(DATA UNDER STUDY Opens)
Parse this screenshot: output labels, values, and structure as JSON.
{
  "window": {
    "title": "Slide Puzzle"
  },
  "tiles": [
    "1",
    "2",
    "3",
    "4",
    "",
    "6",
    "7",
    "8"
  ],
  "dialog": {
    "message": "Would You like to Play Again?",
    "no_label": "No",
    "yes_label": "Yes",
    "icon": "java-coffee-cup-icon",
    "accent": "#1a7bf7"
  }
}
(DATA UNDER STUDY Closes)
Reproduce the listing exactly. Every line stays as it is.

Parse this screenshot: output labels, values, and structure as JSON.
{
  "window": {
    "title": "Slide Puzzle"
  },
  "tiles": [
    "1",
    "2",
    "3",
    "4",
    "",
    "6",
    "7",
    "8"
  ],
  "dialog": {
    "message": "Would You like to Play Again?",
    "no_label": "No",
    "yes_label": "Yes",
    "icon": "java-coffee-cup-icon",
    "accent": "#1a7bf7"
  }
}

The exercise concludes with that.